(Dataset rows for apps and sites)
————————

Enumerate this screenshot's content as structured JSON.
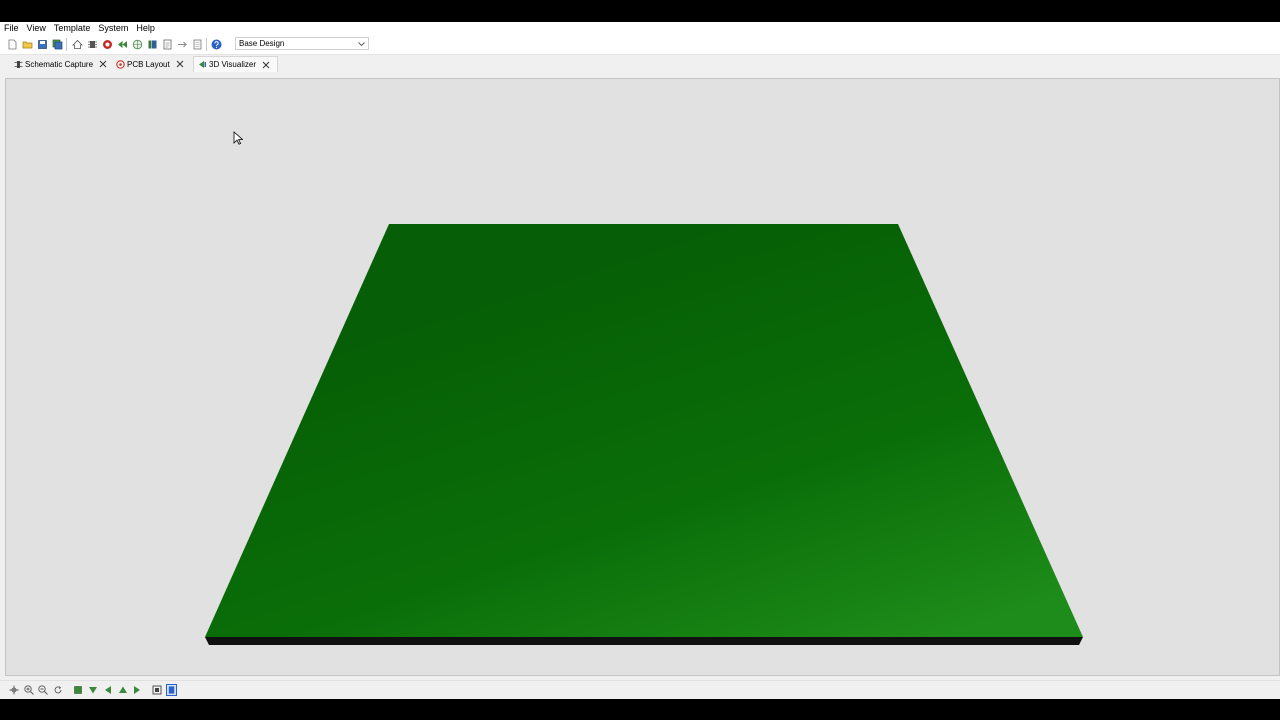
{
  "menu": [
    "File",
    "View",
    "Template",
    "System",
    "Help"
  ],
  "toolbar": {
    "icons": [
      "new-file-icon",
      "open-folder-icon",
      "save-icon",
      "save-all-icon",
      "home-icon",
      "component-icon",
      "record-icon",
      "rewind-icon",
      "globe-icon",
      "library-icon",
      "document-icon",
      "export-icon",
      "notes-icon",
      "help-icon"
    ],
    "design_selector": {
      "value": "Base Design"
    }
  },
  "tabs": [
    {
      "label": "Schematic Capture",
      "icon": "schematic-icon",
      "active": false
    },
    {
      "label": "PCB Layout",
      "icon": "pcb-icon",
      "active": false
    },
    {
      "label": "3D Visualizer",
      "icon": "visualizer-icon",
      "active": true
    }
  ],
  "viewer": {
    "object": "pcb-board",
    "colors": {
      "board_top": "#0a6e08",
      "board_top_light": "#1e8c1a",
      "board_edge": "#111111",
      "background": "#e1e1e1"
    }
  },
  "bottom_toolbar": {
    "icons": [
      "pan-icon",
      "zoom-in-icon",
      "zoom-out-icon",
      "rotate-icon",
      "top-view-icon",
      "bottom-view-icon",
      "left-view-icon",
      "front-view-icon",
      "right-view-icon",
      "fit-view-icon",
      "board-view-icon"
    ]
  },
  "accent": "#2a62c9"
}
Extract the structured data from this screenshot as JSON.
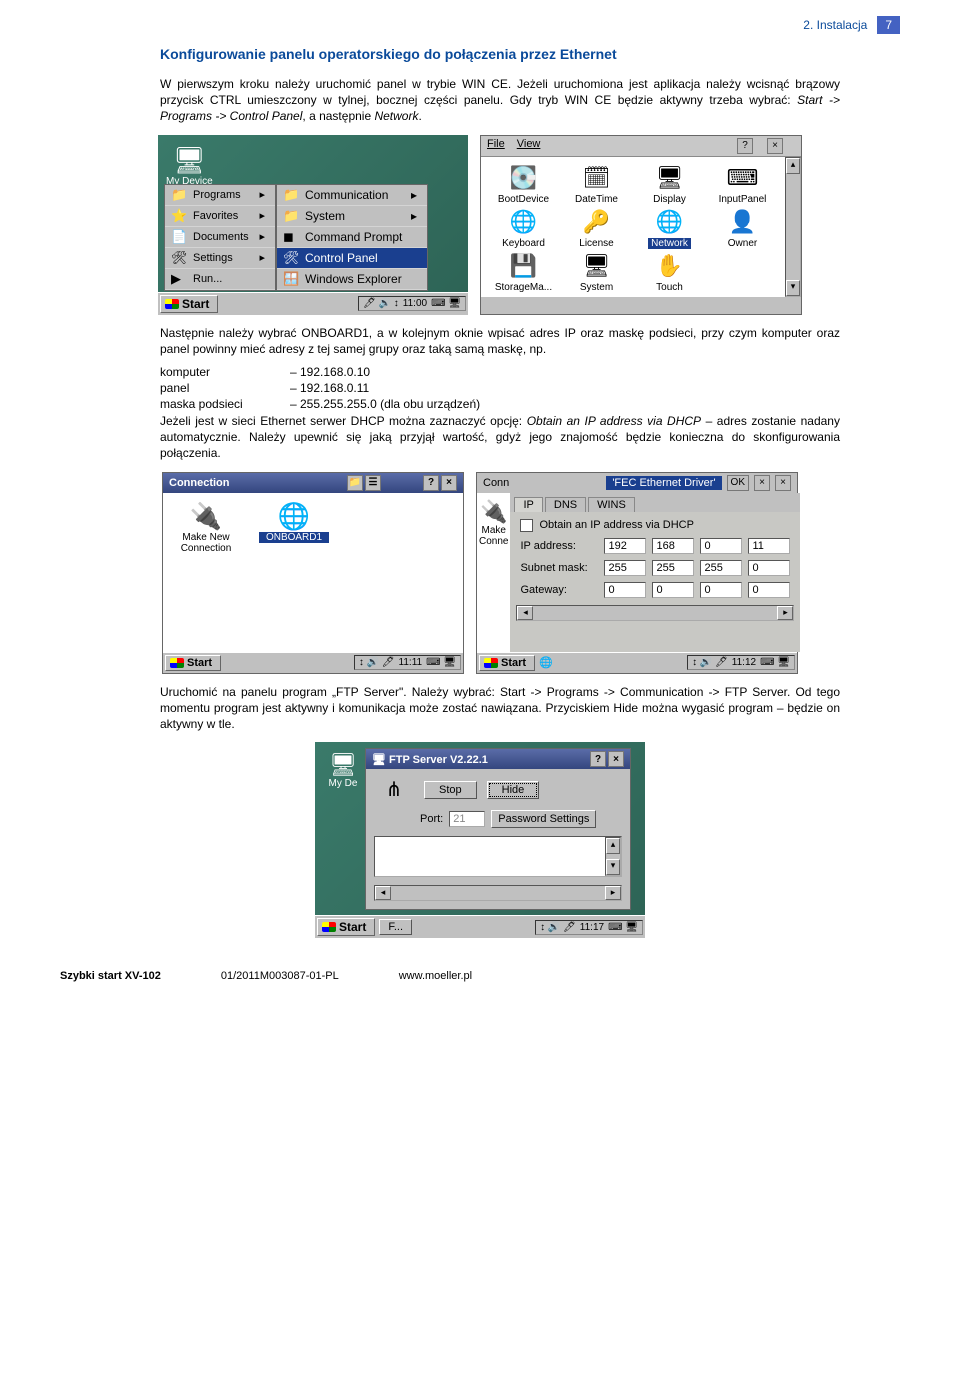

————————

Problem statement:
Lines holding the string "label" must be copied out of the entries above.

Answer for the task:
      "label": "Schematic Capture",
      "label": "PCB Layout",
      "label": "3D Visualizer",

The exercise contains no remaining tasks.